LEGISLATION HAS today been published which provide a legal basis for the recovery and identification of children inappropriately interred at a site of the former Mother and Baby Home in Tuam.
The long-awaited Certain Institutional Burials (Authorised Interventions) Bill was signed off on by Cabinet this morning ahead of a webinar hosted by Children's Minister Roderic O'Gorman with survivors and relatives of the home.
In response to Pre-Legislative Scrutiny recommendations and concerns expressed by family representatives, the Minister has made a number of very significant changes to the Bill.
As a result, the Bill was strengthened and enhanced, with significant changes including the removal of the restriction on the jurisdiction of the coroner, the inclusion of a full programme of forensic excavation, recovery and analysis to international standards, and the expansion of family participation in DNA identification.
Now, the participation of grandparents, grandchildren, aunts, uncles, nephews and nieces is provided for in the Identification Programme.
A requirement for a pilot has also been removed from the Identification Programme, allowing identification to be undertaken on each set of remains where possible.
The legislation will allow the Government, by order, to direct an intervention at a site and to approve the appointment of a Director to oversee and manage a phased, step-by-step approach, comprising some or all of the following steps:
- Excavation of the site;
- Recovery of human remains;
- Post recovery analysis of remains to support, where possible, establishing circumstances and cause of death;
- Identification of remains through DNA familial matching;
- Return of remains to family members or respectful re-interment.
An Advisory Board, which will include coronial and scientific expertise, as well as family and former resident representatives, will be appointed to guide and support the Director in the role
The legislation is also not site specific and will be able to cater for an intervention at other sites should similar situations arise.
The government believes that in the context of Tuam, the recovery and identification process will be "extremely complex" due to the number and age of the children interred there and the manner in which the remains are interred.
An Expert Technical Group (ETG) published a technical report on the Tuam site in December 2017. The report highlights the unprecedented nature of the site and notes that there are no directly comparable national or international cases.
It sets out the factors that make the situation in Tuam unique, including the "significant" quantities of juvenile remains, the commingled or intermixed state and the position of the remains within subsurface chambers with limited access.
"While this intervention is therefore expected to be challenging, the legislation ensures that it will be carried out by professionals in line with international standards and best practice so as to maximise what is scientifically achievable in relation to the identification and return of remain," a press release reads.
Speaking on the Bill, Minister O'Gorman said what happened at Tuam is "a stain on our national conscience".
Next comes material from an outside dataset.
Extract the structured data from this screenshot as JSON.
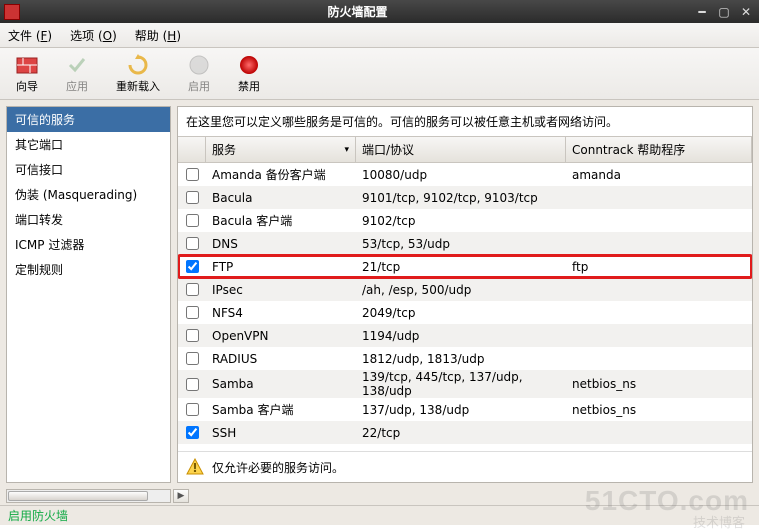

"The Institutional Burials Bill will allow us, at long last, to afford the children interred at Tuam a dignified and respectful burial. I have listened carefully to families, survivors, and independent experts in order to strengthen and improve the legislation, and this is reflected in the Bill approved by Government today.
"It is now 5 years since remains were confirmed at the site in Tuam, and I believe that the families affected have had to wait far too long for exhumation to commence," he continued.
"The legislation we are publishing today will allow us to move forward, in partnership with Tuam families, survivors and their advocates, and finally reunite them with their loved one’s remains."
He said is committed to advancing the Bill as quickly as possible, and said if it is enacted he intends to establish an Office of the Tuam Director and start excavation later this year.
The Commission of Investigation into Mother and Baby Homes was set up following claims that 796 babies were interred in an unmarked mass grave at the former institution in Tuam – following extensive research by local historian Catherine Corless.
Excavations carried out between November 2016 and February 2017 found a significant quantity of human remains interred in a vault on the site.